Today, China officially congratulated Joe Biden on becoming the 46th President-elect of the United States, after days of remaining tight-lipped on the outcome of the U.S. presidential elections. President Trump has not yet conceded, and the Trump administration has signaled that it will not relent in its position towards China, regardless of who the next President will be. On Thursday, the Trump administration prohibited U.S. companies and individuals from investing in Chinese companies that purportedly support the Chinese military. The order is set to begin mid-January of next year. "The President's action serves to protect American investors from unintentionally providing capital that goes to enhancing the capabilities of the People's Liberation Army and People's Republic of China intelligence services," National Security Advisor Robert O'Brien said on Thursday.
O'Brien also criticized China after 4 pro-democracy politicians were removed from office in Hong Kong. The move was precipitated by new legislation that prevents pro-independence lawmakers from taking office, and may set off a new round of sanctions in the region. This follows Washington's newest round of sanctions on four Hong Kong officials over the semi-autonomous region's new national security law.
As tensions flare in the region, a new Biden administration would have to appoint skilled experts to liaise with China. Top contenders for Biden's foreign policy team include former ambassador to the United Nations and former national security advisor Susan Rice, former ambassador to the UN Samantha Power, former assistant secretary of state for East Asian and Pacific affairs Kurt Campbell, and others. Read more on the Biden administration's stance on China in David Shambaugh's latest article for China-US Focus.
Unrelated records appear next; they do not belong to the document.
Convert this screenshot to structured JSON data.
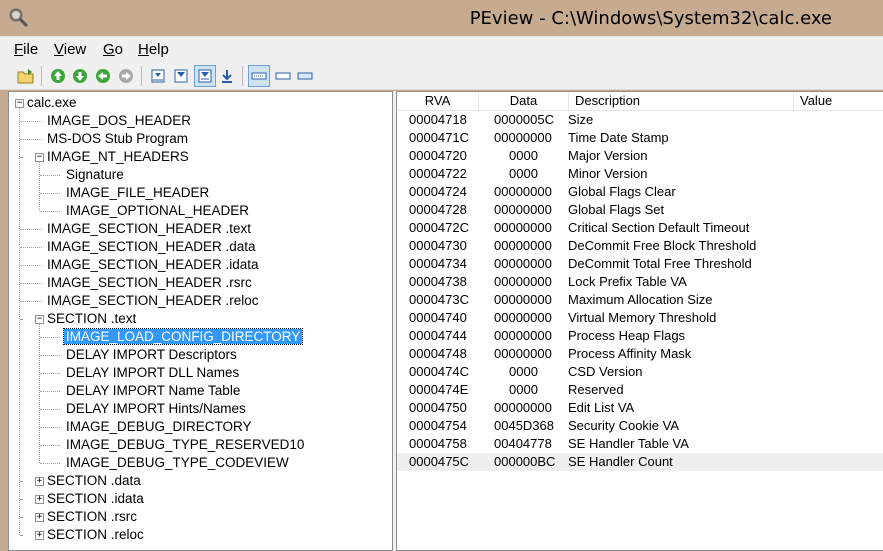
{
  "window": {
    "title": "PEview - C:\\Windows\\System32\\calc.exe"
  },
  "menu": [
    {
      "label": "File",
      "key": "F",
      "rest": "ile"
    },
    {
      "label": "View",
      "key": "V",
      "rest": "iew"
    },
    {
      "label": "Go",
      "key": "G",
      "rest": "o"
    },
    {
      "label": "Help",
      "key": "H",
      "rest": "elp"
    }
  ],
  "toolbar_icons": [
    "open-file-icon",
    "go-up-icon",
    "go-down-icon",
    "go-back-icon",
    "go-forward-icon",
    "view-byte-icon",
    "view-word-icon",
    "view-dword-icon",
    "view-qword-icon",
    "view-details-icon",
    "view-list-icon",
    "view-small-icon"
  ],
  "tree": [
    {
      "label": "calc.exe",
      "level": 0,
      "expander": "-"
    },
    {
      "label": "IMAGE_DOS_HEADER",
      "level": 1
    },
    {
      "label": "MS-DOS Stub Program",
      "level": 1
    },
    {
      "label": "IMAGE_NT_HEADERS",
      "level": 1,
      "expander": "-"
    },
    {
      "label": "Signature",
      "level": 2
    },
    {
      "label": "IMAGE_FILE_HEADER",
      "level": 2
    },
    {
      "label": "IMAGE_OPTIONAL_HEADER",
      "level": 2
    },
    {
      "label": "IMAGE_SECTION_HEADER .text",
      "level": 1
    },
    {
      "label": "IMAGE_SECTION_HEADER .data",
      "level": 1
    },
    {
      "label": "IMAGE_SECTION_HEADER .idata",
      "level": 1
    },
    {
      "label": "IMAGE_SECTION_HEADER .rsrc",
      "level": 1
    },
    {
      "label": "IMAGE_SECTION_HEADER .reloc",
      "level": 1
    },
    {
      "label": "SECTION .text",
      "level": 1,
      "expander": "-"
    },
    {
      "label": "IMAGE_LOAD_CONFIG_DIRECTORY",
      "level": 2,
      "selected": true
    },
    {
      "label": "DELAY IMPORT Descriptors",
      "level": 2
    },
    {
      "label": "DELAY IMPORT DLL Names",
      "level": 2
    },
    {
      "label": "DELAY IMPORT Name Table",
      "level": 2
    },
    {
      "label": "DELAY IMPORT Hints/Names",
      "level": 2
    },
    {
      "label": "IMAGE_DEBUG_DIRECTORY",
      "level": 2
    },
    {
      "label": "IMAGE_DEBUG_TYPE_RESERVED10",
      "level": 2
    },
    {
      "label": "IMAGE_DEBUG_TYPE_CODEVIEW",
      "level": 2
    },
    {
      "label": "SECTION .data",
      "level": 1,
      "expander": "+"
    },
    {
      "label": "SECTION .idata",
      "level": 1,
      "expander": "+"
    },
    {
      "label": "SECTION .rsrc",
      "level": 1,
      "expander": "+"
    },
    {
      "label": "SECTION .reloc",
      "level": 1,
      "expander": "+"
    }
  ],
  "columns": [
    "RVA",
    "Data",
    "Description",
    "Value"
  ],
  "rows": [
    {
      "rva": "00004718",
      "data": "0000005C",
      "desc": "Size"
    },
    {
      "rva": "0000471C",
      "data": "00000000",
      "desc": "Time Date Stamp"
    },
    {
      "rva": "00004720",
      "data": "0000",
      "desc": "Major Version"
    },
    {
      "rva": "00004722",
      "data": "0000",
      "desc": "Minor Version"
    },
    {
      "rva": "00004724",
      "data": "00000000",
      "desc": "Global Flags Clear"
    },
    {
      "rva": "00004728",
      "data": "00000000",
      "desc": "Global Flags Set"
    },
    {
      "rva": "0000472C",
      "data": "00000000",
      "desc": "Critical Section Default Timeout"
    },
    {
      "rva": "00004730",
      "data": "00000000",
      "desc": "DeCommit Free Block Threshold"
    },
    {
      "rva": "00004734",
      "data": "00000000",
      "desc": "DeCommit Total Free Threshold"
    },
    {
      "rva": "00004738",
      "data": "00000000",
      "desc": "Lock Prefix Table VA"
    },
    {
      "rva": "0000473C",
      "data": "00000000",
      "desc": "Maximum Allocation Size"
    },
    {
      "rva": "00004740",
      "data": "00000000",
      "desc": "Virtual Memory Threshold"
    },
    {
      "rva": "00004744",
      "data": "00000000",
      "desc": "Process Heap Flags"
    },
    {
      "rva": "00004748",
      "data": "00000000",
      "desc": "Process Affinity Mask"
    },
    {
      "rva": "0000474C",
      "data": "0000",
      "desc": "CSD Version"
    },
    {
      "rva": "0000474E",
      "data": "0000",
      "desc": "Reserved"
    },
    {
      "rva": "00004750",
      "data": "00000000",
      "desc": "Edit List VA"
    },
    {
      "rva": "00004754",
      "data": "0045D368",
      "desc": "Security Cookie VA"
    },
    {
      "rva": "00004758",
      "data": "00404778",
      "desc": "SE Handler Table VA"
    },
    {
      "rva": "0000475C",
      "data": "000000BC",
      "desc": "SE Handler Count",
      "highlight": true
    }
  ],
  "colors": {
    "titlebar": "#c6ab91",
    "selection": "#3399ff",
    "chrome": "#f0f0f0",
    "row_highlight": "#efefef"
  }
}
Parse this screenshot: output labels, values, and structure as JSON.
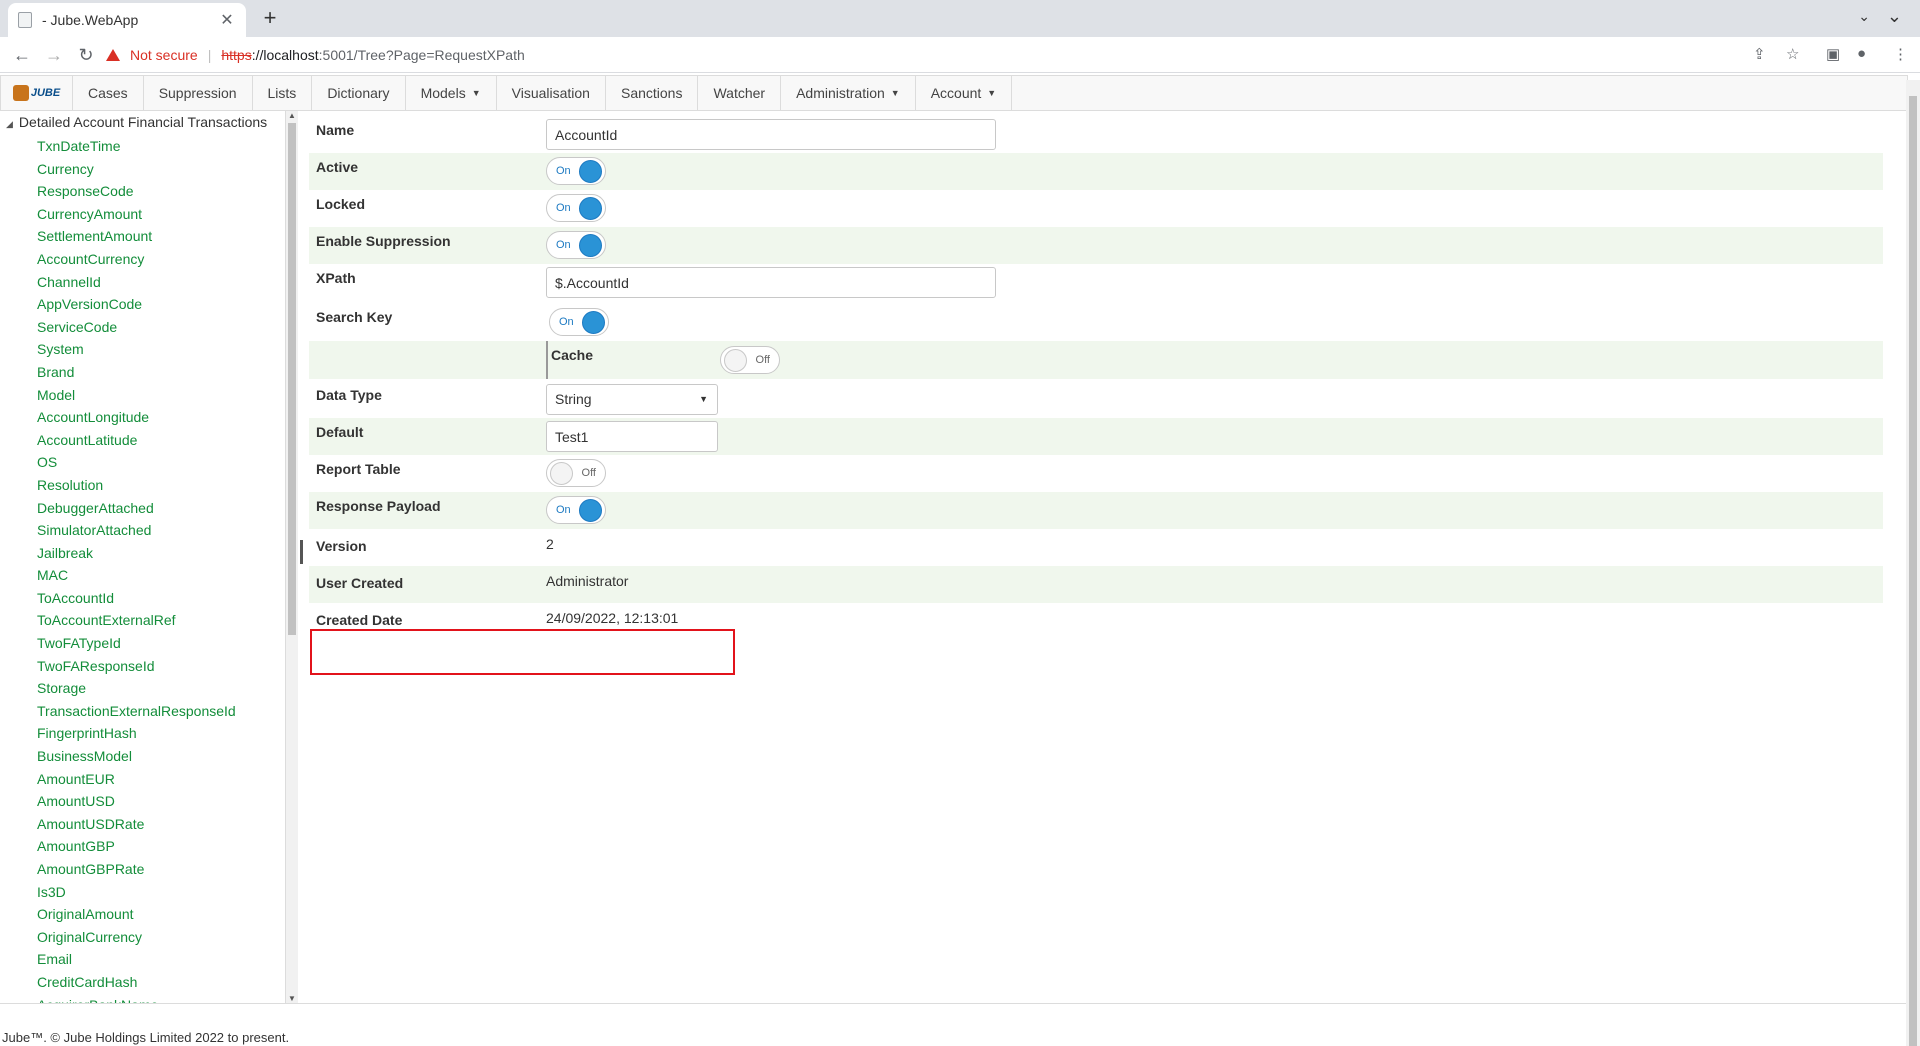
{
  "browser": {
    "tab_title": "- Jube.WebApp",
    "tab_close": "✕",
    "new_tab": "+",
    "tab_menu": "⌄",
    "minimize": "⌄",
    "not_secure": "Not secure",
    "url_https": "https",
    "url_host": "://localhost",
    "url_path": ":5001/Tree?Page=RequestXPath"
  },
  "nav": {
    "logo_text": "JUBE",
    "items": [
      {
        "label": "Cases"
      },
      {
        "label": "Suppression"
      },
      {
        "label": "Lists"
      },
      {
        "label": "Dictionary"
      },
      {
        "label": "Models",
        "dropdown": true
      },
      {
        "label": "Visualisation"
      },
      {
        "label": "Sanctions"
      },
      {
        "label": "Watcher"
      },
      {
        "label": "Administration",
        "dropdown": true
      },
      {
        "label": "Account",
        "dropdown": true
      }
    ]
  },
  "tree": {
    "root": "Detailed Account Financial Transactions",
    "items": [
      "TxnDateTime",
      "Currency",
      "ResponseCode",
      "CurrencyAmount",
      "SettlementAmount",
      "AccountCurrency",
      "ChannelId",
      "AppVersionCode",
      "ServiceCode",
      "System",
      "Brand",
      "Model",
      "AccountLongitude",
      "AccountLatitude",
      "OS",
      "Resolution",
      "DebuggerAttached",
      "SimulatorAttached",
      "Jailbreak",
      "MAC",
      "ToAccountId",
      "ToAccountExternalRef",
      "TwoFATypeId",
      "TwoFAResponseId",
      "Storage",
      "TransactionExternalResponseId",
      "FingerprintHash",
      "BusinessModel",
      "AmountEUR",
      "AmountUSD",
      "AmountUSDRate",
      "AmountGBP",
      "AmountGBPRate",
      "Is3D",
      "OriginalAmount",
      "OriginalCurrency",
      "Email",
      "CreditCardHash",
      "AcquirerBankName"
    ]
  },
  "form": {
    "name_label": "Name",
    "name_value": "AccountId",
    "active_label": "Active",
    "locked_label": "Locked",
    "enable_suppression_label": "Enable Suppression",
    "xpath_label": "XPath",
    "xpath_value": "$.AccountId",
    "search_key_label": "Search Key",
    "cache_label": "Cache",
    "data_type_label": "Data Type",
    "data_type_value": "String",
    "default_label": "Default",
    "default_value": "Test1",
    "report_table_label": "Report Table",
    "response_payload_label": "Response Payload",
    "version_label": "Version",
    "version_value": "2",
    "user_created_label": "User Created",
    "user_created_value": "Administrator",
    "created_date_label": "Created Date",
    "created_date_value": "24/09/2022, 12:13:01",
    "on_text": "On",
    "off_text": "Off"
  },
  "toggles": {
    "active": true,
    "locked": true,
    "enable_suppression": true,
    "search_key": true,
    "cache": false,
    "report_table": false,
    "response_payload": true
  },
  "footer": "Jube™. © Jube Holdings Limited 2022 to present.",
  "colors": {
    "tree_link": "#138d3a",
    "toggle_on": "#2a93d6",
    "row_alt": "#f0f7ed",
    "highlight": "#e2131b"
  }
}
Prepared by China-US Focus editorial teams in Hong Kong and New York, this weekly newsletter offers you snap shots of latest trends and developments emerging from China every week, while adding a dose of historical perspective.